### Your assignment
Print each record that follows exactly, leaving the pictures behind.

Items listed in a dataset
■ ■ ■ ■ ■
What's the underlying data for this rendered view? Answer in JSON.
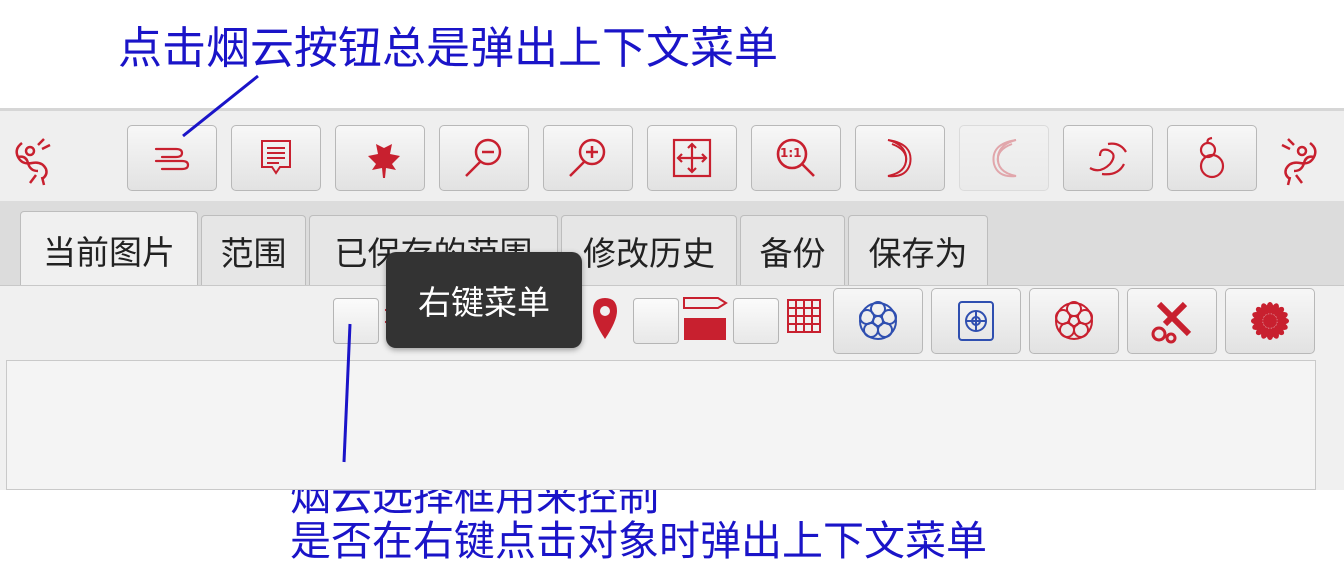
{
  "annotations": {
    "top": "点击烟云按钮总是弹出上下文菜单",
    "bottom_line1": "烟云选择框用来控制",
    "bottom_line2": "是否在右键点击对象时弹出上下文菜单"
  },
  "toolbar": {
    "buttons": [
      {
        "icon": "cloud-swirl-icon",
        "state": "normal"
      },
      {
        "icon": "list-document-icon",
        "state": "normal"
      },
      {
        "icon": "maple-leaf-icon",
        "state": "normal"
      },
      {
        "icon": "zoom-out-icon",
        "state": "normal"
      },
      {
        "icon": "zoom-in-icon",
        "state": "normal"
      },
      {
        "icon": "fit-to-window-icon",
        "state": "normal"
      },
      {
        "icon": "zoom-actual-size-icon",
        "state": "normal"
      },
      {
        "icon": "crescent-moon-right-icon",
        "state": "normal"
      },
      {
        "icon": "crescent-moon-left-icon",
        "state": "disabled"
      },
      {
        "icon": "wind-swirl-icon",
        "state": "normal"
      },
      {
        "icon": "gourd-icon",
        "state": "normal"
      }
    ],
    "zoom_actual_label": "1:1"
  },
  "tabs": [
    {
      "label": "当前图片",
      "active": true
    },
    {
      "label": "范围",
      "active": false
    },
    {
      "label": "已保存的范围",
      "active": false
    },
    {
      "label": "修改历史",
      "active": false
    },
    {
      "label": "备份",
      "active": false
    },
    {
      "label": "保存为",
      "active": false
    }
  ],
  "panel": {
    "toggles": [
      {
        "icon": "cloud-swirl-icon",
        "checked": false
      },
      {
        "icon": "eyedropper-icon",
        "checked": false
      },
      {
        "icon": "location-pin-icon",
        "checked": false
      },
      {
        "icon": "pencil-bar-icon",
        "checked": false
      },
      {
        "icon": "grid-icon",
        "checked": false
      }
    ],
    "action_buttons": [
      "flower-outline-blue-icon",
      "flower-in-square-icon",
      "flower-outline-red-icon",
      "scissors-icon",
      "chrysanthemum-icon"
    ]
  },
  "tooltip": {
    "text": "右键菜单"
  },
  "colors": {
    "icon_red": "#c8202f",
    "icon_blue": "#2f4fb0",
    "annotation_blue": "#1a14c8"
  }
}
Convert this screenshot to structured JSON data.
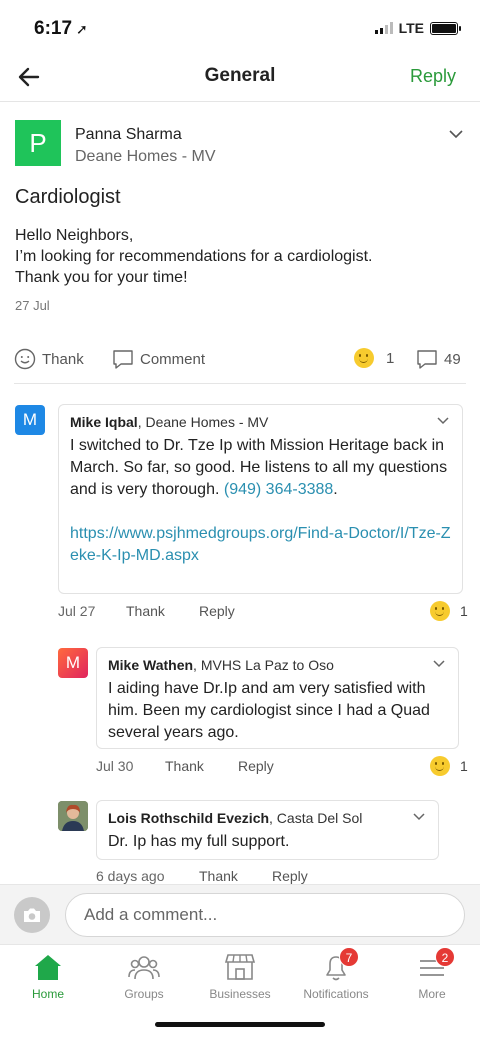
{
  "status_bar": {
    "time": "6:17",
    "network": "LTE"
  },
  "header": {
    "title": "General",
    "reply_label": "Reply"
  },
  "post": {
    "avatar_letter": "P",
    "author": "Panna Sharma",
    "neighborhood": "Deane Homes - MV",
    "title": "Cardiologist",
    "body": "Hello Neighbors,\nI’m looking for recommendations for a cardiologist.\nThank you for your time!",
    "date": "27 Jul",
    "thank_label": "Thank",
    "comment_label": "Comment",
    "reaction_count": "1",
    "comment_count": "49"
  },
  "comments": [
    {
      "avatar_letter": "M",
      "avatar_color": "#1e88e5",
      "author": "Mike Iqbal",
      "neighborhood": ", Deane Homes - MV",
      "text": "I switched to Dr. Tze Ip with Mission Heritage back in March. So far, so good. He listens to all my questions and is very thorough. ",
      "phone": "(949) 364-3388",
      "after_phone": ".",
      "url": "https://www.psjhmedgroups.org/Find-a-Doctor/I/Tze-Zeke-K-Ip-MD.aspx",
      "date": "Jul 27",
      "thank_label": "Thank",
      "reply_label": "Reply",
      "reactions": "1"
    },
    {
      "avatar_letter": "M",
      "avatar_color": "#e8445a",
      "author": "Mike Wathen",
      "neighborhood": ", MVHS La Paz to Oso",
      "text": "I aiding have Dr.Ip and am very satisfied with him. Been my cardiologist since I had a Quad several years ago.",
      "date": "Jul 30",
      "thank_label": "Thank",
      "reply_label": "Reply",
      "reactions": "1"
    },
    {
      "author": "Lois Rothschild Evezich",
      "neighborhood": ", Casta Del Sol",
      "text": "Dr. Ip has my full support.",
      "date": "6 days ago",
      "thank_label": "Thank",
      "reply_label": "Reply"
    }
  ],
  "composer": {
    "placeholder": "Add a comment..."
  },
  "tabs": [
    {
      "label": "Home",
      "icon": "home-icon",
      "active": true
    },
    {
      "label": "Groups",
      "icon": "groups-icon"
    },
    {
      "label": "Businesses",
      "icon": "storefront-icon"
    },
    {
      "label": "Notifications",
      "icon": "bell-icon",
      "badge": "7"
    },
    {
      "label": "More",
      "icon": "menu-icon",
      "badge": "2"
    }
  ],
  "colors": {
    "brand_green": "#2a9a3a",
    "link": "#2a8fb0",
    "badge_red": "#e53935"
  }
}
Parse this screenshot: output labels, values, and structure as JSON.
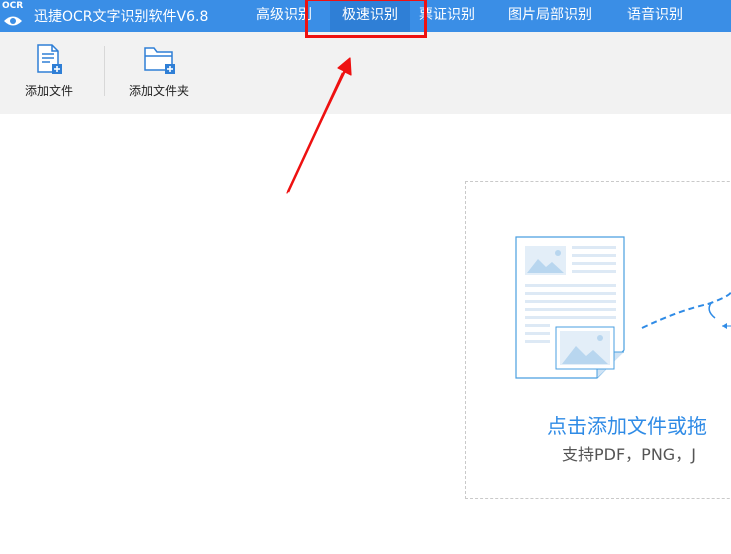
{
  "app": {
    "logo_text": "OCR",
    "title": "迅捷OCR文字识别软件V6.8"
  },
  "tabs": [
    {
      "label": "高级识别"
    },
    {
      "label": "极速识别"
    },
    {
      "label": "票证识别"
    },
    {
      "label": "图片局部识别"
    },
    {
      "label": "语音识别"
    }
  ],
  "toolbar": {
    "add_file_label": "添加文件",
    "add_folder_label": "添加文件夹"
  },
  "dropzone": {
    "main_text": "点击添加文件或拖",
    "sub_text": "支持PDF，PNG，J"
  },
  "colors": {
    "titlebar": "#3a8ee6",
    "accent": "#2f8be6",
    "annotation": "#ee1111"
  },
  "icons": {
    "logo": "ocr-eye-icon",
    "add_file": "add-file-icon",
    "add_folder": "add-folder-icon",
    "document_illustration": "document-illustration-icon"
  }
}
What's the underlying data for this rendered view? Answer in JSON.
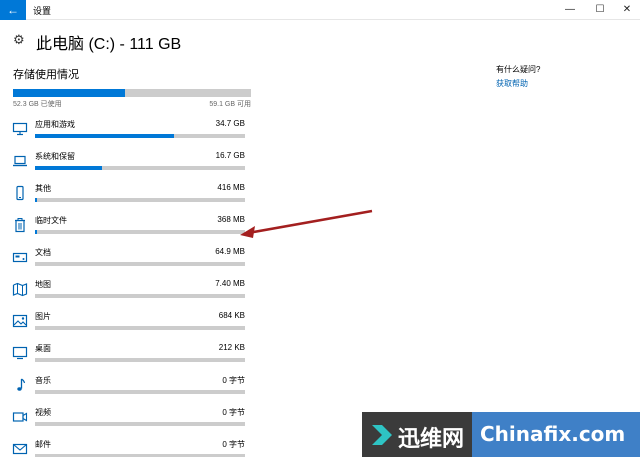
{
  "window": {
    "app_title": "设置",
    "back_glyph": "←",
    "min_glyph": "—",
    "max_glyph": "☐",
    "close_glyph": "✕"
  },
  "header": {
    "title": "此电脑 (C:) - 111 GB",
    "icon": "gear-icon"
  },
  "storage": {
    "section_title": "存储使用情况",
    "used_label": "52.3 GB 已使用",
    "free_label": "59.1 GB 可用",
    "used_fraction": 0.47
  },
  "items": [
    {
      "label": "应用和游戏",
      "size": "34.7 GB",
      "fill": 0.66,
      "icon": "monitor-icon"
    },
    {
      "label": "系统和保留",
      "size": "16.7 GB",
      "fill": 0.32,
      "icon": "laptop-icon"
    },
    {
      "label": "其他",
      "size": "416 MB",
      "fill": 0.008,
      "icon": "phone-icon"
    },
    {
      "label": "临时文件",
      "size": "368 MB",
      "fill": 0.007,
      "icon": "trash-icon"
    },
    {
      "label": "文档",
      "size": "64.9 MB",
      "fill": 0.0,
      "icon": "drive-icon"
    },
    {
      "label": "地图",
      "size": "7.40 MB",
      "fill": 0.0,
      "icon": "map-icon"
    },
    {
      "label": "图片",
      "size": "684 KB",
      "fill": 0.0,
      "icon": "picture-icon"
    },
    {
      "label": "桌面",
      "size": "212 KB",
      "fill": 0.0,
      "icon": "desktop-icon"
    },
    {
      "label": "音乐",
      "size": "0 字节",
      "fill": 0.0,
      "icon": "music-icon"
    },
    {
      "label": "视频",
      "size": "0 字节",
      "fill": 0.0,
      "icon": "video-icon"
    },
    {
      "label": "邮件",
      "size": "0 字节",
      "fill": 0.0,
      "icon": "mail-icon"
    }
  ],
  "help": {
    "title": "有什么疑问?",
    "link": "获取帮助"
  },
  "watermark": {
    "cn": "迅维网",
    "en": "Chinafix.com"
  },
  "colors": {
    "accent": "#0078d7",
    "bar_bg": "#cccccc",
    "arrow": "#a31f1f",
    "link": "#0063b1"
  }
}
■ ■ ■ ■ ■
### Exercise result
What's the underlying data for this rendered view? Answer in JSON.
{
  "annotations": {
    "top": "点击烟云按钮总是弹出上下文菜单",
    "bottom_line1": "烟云选择框用来控制",
    "bottom_line2": "是否在右键点击对象时弹出上下文菜单"
  },
  "toolbar": {
    "buttons": [
      {
        "icon": "cloud-swirl-icon",
        "state": "normal"
      },
      {
        "icon": "list-document-icon",
        "state": "normal"
      },
      {
        "icon": "maple-leaf-icon",
        "state": "normal"
      },
      {
        "icon": "zoom-out-icon",
        "state": "normal"
      },
      {
        "icon": "zoom-in-icon",
        "state": "normal"
      },
      {
        "icon": "fit-to-window-icon",
        "state": "normal"
      },
      {
        "icon": "zoom-actual-size-icon",
        "state": "normal"
      },
      {
        "icon": "crescent-moon-right-icon",
        "state": "normal"
      },
      {
        "icon": "crescent-moon-left-icon",
        "state": "disabled"
      },
      {
        "icon": "wind-swirl-icon",
        "state": "normal"
      },
      {
        "icon": "gourd-icon",
        "state": "normal"
      }
    ],
    "zoom_actual_label": "1:1"
  },
  "tabs": [
    {
      "label": "当前图片",
      "active": true
    },
    {
      "label": "范围",
      "active": false
    },
    {
      "label": "已保存的范围",
      "active": false
    },
    {
      "label": "修改历史",
      "active": false
    },
    {
      "label": "备份",
      "active": false
    },
    {
      "label": "保存为",
      "active": false
    }
  ],
  "panel": {
    "toggles": [
      {
        "icon": "cloud-swirl-icon",
        "checked": false
      },
      {
        "icon": "eyedropper-icon",
        "checked": false
      },
      {
        "icon": "location-pin-icon",
        "checked": false
      },
      {
        "icon": "pencil-bar-icon",
        "checked": false
      },
      {
        "icon": "grid-icon",
        "checked": false
      }
    ],
    "action_buttons": [
      "flower-outline-blue-icon",
      "flower-in-square-icon",
      "flower-outline-red-icon",
      "scissors-icon",
      "chrysanthemum-icon"
    ]
  },
  "tooltip": {
    "text": "右键菜单"
  },
  "colors": {
    "icon_red": "#c8202f",
    "icon_blue": "#2f4fb0",
    "annotation_blue": "#1a14c8"
  }
}
Convert this screenshot to structured JSON data.
{
  "status_bar": {
    "time": "6:17",
    "network": "LTE"
  },
  "header": {
    "title": "General",
    "reply_label": "Reply"
  },
  "post": {
    "avatar_letter": "P",
    "author": "Panna Sharma",
    "neighborhood": "Deane Homes - MV",
    "title": "Cardiologist",
    "body": "Hello Neighbors,\nI’m looking for recommendations for a cardiologist.\nThank you for your time!",
    "date": "27 Jul",
    "thank_label": "Thank",
    "comment_label": "Comment",
    "reaction_count": "1",
    "comment_count": "49"
  },
  "comments": [
    {
      "avatar_letter": "M",
      "avatar_color": "#1e88e5",
      "author": "Mike Iqbal",
      "neighborhood": ", Deane Homes - MV",
      "text": "I switched to Dr. Tze Ip with Mission Heritage back in March. So far, so good. He listens to all my questions and is very thorough. ",
      "phone": "(949) 364-3388",
      "after_phone": ".",
      "url": "https://www.psjhmedgroups.org/Find-a-Doctor/I/Tze-Zeke-K-Ip-MD.aspx",
      "date": "Jul 27",
      "thank_label": "Thank",
      "reply_label": "Reply",
      "reactions": "1"
    },
    {
      "avatar_letter": "M",
      "avatar_color": "#e8445a",
      "author": "Mike Wathen",
      "neighborhood": ", MVHS La Paz to Oso",
      "text": "I aiding have Dr.Ip and am very satisfied with him. Been my cardiologist since I had a Quad several years ago.",
      "date": "Jul 30",
      "thank_label": "Thank",
      "reply_label": "Reply",
      "reactions": "1"
    },
    {
      "author": "Lois Rothschild Evezich",
      "neighborhood": ", Casta Del Sol",
      "text": "Dr. Ip has my full support.",
      "date": "6 days ago",
      "thank_label": "Thank",
      "reply_label": "Reply"
    }
  ],
  "composer": {
    "placeholder": "Add a comment..."
  },
  "tabs": [
    {
      "label": "Home",
      "icon": "home-icon",
      "active": true
    },
    {
      "label": "Groups",
      "icon": "groups-icon"
    },
    {
      "label": "Businesses",
      "icon": "storefront-icon"
    },
    {
      "label": "Notifications",
      "icon": "bell-icon",
      "badge": "7"
    },
    {
      "label": "More",
      "icon": "menu-icon",
      "badge": "2"
    }
  ],
  "colors": {
    "brand_green": "#2a9a3a",
    "link": "#2a8fb0",
    "badge_red": "#e53935"
  }
}
Parse this screenshot: output labels, values, and structure as JSON.
{
  "app": {
    "logo_text": "OCR",
    "title": "迅捷OCR文字识别软件V6.8"
  },
  "tabs": [
    {
      "label": "高级识别"
    },
    {
      "label": "极速识别"
    },
    {
      "label": "票证识别"
    },
    {
      "label": "图片局部识别"
    },
    {
      "label": "语音识别"
    }
  ],
  "toolbar": {
    "add_file_label": "添加文件",
    "add_folder_label": "添加文件夹"
  },
  "dropzone": {
    "main_text": "点击添加文件或拖",
    "sub_text": "支持PDF，PNG，J"
  },
  "colors": {
    "titlebar": "#3a8ee6",
    "accent": "#2f8be6",
    "annotation": "#ee1111"
  },
  "icons": {
    "logo": "ocr-eye-icon",
    "add_file": "add-file-icon",
    "add_folder": "add-folder-icon",
    "document_illustration": "document-illustration-icon"
  }
}
What's the underlying data for this rendered view? Answer in JSON.
{
  "window": {
    "app_title": "设置",
    "back_glyph": "←",
    "min_glyph": "—",
    "max_glyph": "☐",
    "close_glyph": "✕"
  },
  "header": {
    "title": "此电脑 (C:) - 111 GB",
    "icon": "gear-icon"
  },
  "storage": {
    "section_title": "存储使用情况",
    "used_label": "52.3 GB 已使用",
    "free_label": "59.1 GB 可用",
    "used_fraction": 0.47
  },
  "items": [
    {
      "label": "应用和游戏",
      "size": "34.7 GB",
      "fill": 0.66,
      "icon": "monitor-icon"
    },
    {
      "label": "系统和保留",
      "size": "16.7 GB",
      "fill": 0.32,
      "icon": "laptop-icon"
    },
    {
      "label": "其他",
      "size": "416 MB",
      "fill": 0.008,
      "icon": "phone-icon"
    },
    {
      "label": "临时文件",
      "size": "368 MB",
      "fill": 0.007,
      "icon": "trash-icon"
    },
    {
      "label": "文档",
      "size": "64.9 MB",
      "fill": 0.0,
      "icon": "drive-icon"
    },
    {
      "label": "地图",
      "size": "7.40 MB",
      "fill": 0.0,
      "icon": "map-icon"
    },
    {
      "label": "图片",
      "size": "684 KB",
      "fill": 0.0,
      "icon": "picture-icon"
    },
    {
      "label": "桌面",
      "size": "212 KB",
      "fill": 0.0,
      "icon": "desktop-icon"
    },
    {
      "label": "音乐",
      "size": "0 字节",
      "fill": 0.0,
      "icon": "music-icon"
    },
    {
      "label": "视频",
      "size": "0 字节",
      "fill": 0.0,
      "icon": "video-icon"
    },
    {
      "label": "邮件",
      "size": "0 字节",
      "fill": 0.0,
      "icon": "mail-icon"
    }
  ],
  "help": {
    "title": "有什么疑问?",
    "link": "获取帮助"
  },
  "watermark": {
    "cn": "迅维网",
    "en": "Chinafix.com"
  },
  "colors": {
    "accent": "#0078d7",
    "bar_bg": "#cccccc",
    "arrow": "#a31f1f",
    "link": "#0063b1"
  }
}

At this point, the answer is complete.